Kelly had more passing yards by halftime (275) than the secondary had allowed in a game all season (260).
Not only did he set a new career-high against Auburn, but the senior’s 465 passing yards a new school record as well.
While opposing quarterbacks have largely avoided targeting Davis this season, Kelly tested Davis on Ole Miss’ first drive with a completion down the sidelines to Damore’ea Stringfellow.
Davis whiffed twice on the play — misreading the back shoulder throw and missing the tackle.
It wasn’t the only lowlight for Davis, but there were plenty of them to go around.
Auburn safeties Stephen Roberts and Tray Matthews struggled covering Ole Miss tight ends. Evan Engram did most of the damage with nine catches for 95 yards with a touchdown, but fellow tight end Taz Zettergren had a long gain in the first quarter at Roberts’ expense.
Matthews was out of position on the next play for Kelly’s 26-yard touchdown pass to DaMarkus Lodge.
True freshman Daniel Thomas allowed Ole Miss to get in field goal range late in the second quarter when the defensive back bit on a double move.
Auburn made a number of adjustments at halftime aimed at slowing Kelly down. The changes didn’t pay dividends until the fourth quarter when the defense held Ole Miss to 45 yards and 1 of 4 on third down attempts.
“We had to tighten up our coverage, play a little better and make some adjustments to give our offense a chance to win the game,” Davis said.
Davis said the focus was on limiting one-on-one matchups in coverage while showing Kelly different looks at the line of scrimmage to try to “confuse them a little bit.”
An additional point of emphasis for the secondary was adjusting to the pace of Ole Miss’ offense that rattled off 90 plays.
“We gave up too many yards with quick gains,” Auburn defensive back Joshua Holsey said. “I think that was kind of their game plan to take our d-line out of the game, which they did in the first half and that helped them a lot.”
Beyond the technical adjustments, Holsey also credited the secondary’s mental approach in the turnaround. The group’s many failures Saturday night didn’t bleed into the next snap.

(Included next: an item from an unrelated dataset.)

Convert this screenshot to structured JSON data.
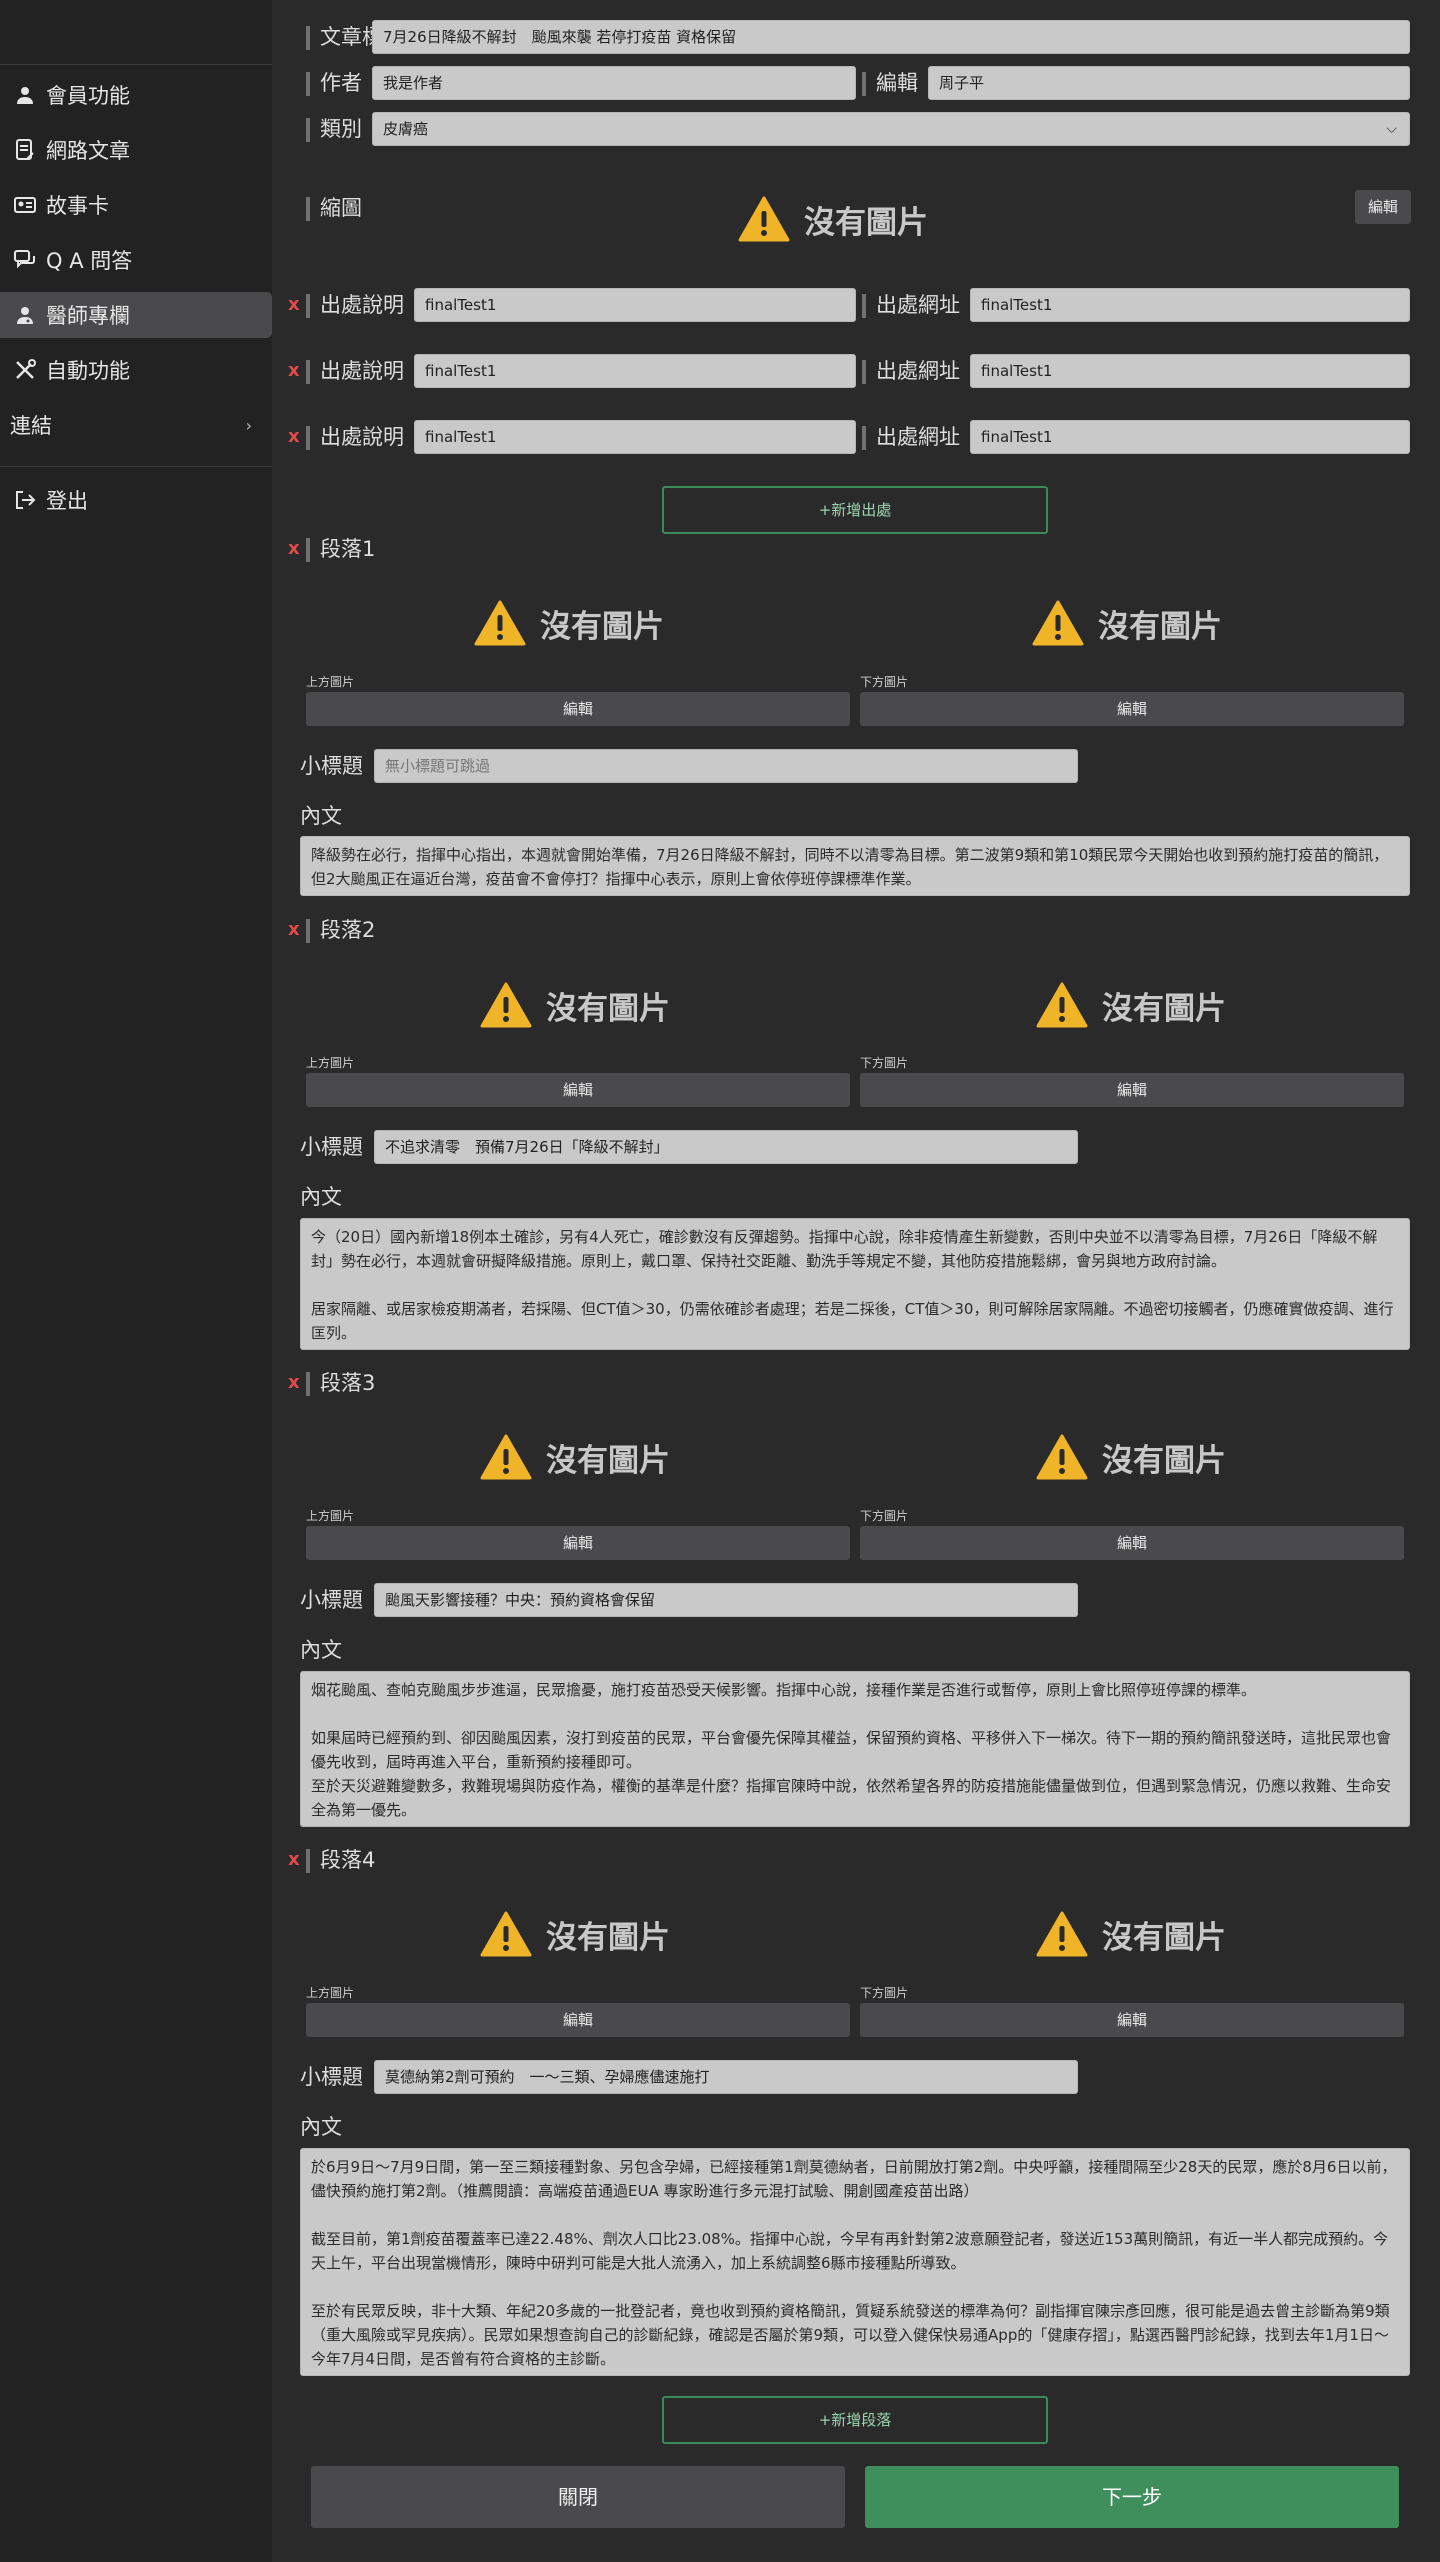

“If Chad sees that you are down he’s going to go right back at you if you make the play or not,” Holsey said. “They don’t care if you make a play or not. I made a play and he came right back to me. It’s really important especially in a game where they are going to throw it 30 to 40 times. He’s going to give you a chance to make a play.”
The thought was in Holsey’s head on a fourth quarter interception that coach Gus Malzahn called “the play of the game.”
“Coach Crime (Wes McGriff) just tells us somebody needs to go out on the field and make a play,” Holsey said. “It just so happened I was the one to go out and make the play and it happened to be a pick. It feels good to help my team win especially on the road against a great team like Ole Miss. We knew we were going to have to fight for it.”